Element data from apps and pages:
-.-.-

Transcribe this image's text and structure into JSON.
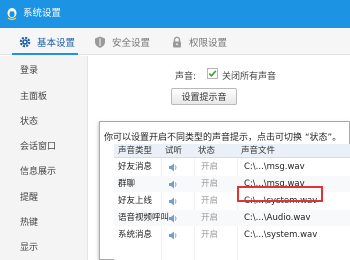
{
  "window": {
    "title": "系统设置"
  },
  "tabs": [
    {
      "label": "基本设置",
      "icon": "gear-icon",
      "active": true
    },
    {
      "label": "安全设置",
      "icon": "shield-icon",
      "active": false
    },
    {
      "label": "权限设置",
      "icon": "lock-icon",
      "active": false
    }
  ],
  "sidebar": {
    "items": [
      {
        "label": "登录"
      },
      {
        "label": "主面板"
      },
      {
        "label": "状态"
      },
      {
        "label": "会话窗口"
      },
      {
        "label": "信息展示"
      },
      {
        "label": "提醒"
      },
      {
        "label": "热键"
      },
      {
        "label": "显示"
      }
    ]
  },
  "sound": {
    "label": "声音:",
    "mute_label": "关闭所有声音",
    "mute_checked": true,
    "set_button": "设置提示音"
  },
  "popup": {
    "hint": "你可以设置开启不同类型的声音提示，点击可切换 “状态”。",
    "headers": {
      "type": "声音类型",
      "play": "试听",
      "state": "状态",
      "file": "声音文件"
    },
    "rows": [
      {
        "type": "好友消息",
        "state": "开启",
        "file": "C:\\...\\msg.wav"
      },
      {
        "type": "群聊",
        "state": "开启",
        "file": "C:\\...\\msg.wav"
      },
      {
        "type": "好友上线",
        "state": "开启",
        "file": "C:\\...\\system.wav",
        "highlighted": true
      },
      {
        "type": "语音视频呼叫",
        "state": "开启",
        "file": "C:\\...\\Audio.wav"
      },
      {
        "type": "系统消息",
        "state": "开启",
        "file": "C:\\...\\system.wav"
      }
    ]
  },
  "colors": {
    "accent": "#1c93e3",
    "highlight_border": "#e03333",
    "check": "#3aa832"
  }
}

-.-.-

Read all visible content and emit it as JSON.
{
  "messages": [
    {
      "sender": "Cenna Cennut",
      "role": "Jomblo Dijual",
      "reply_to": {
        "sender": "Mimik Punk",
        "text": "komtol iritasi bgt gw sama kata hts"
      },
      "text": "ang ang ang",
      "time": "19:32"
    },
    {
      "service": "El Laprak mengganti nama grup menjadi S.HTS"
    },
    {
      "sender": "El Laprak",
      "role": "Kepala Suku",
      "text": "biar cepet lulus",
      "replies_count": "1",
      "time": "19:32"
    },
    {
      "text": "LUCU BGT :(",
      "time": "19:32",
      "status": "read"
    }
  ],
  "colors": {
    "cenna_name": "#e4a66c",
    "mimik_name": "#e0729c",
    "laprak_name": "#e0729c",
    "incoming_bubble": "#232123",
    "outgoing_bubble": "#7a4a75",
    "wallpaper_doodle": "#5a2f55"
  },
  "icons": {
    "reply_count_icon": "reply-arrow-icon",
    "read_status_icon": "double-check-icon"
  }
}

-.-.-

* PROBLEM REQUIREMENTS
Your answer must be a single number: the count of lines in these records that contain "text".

* RESPONSE
5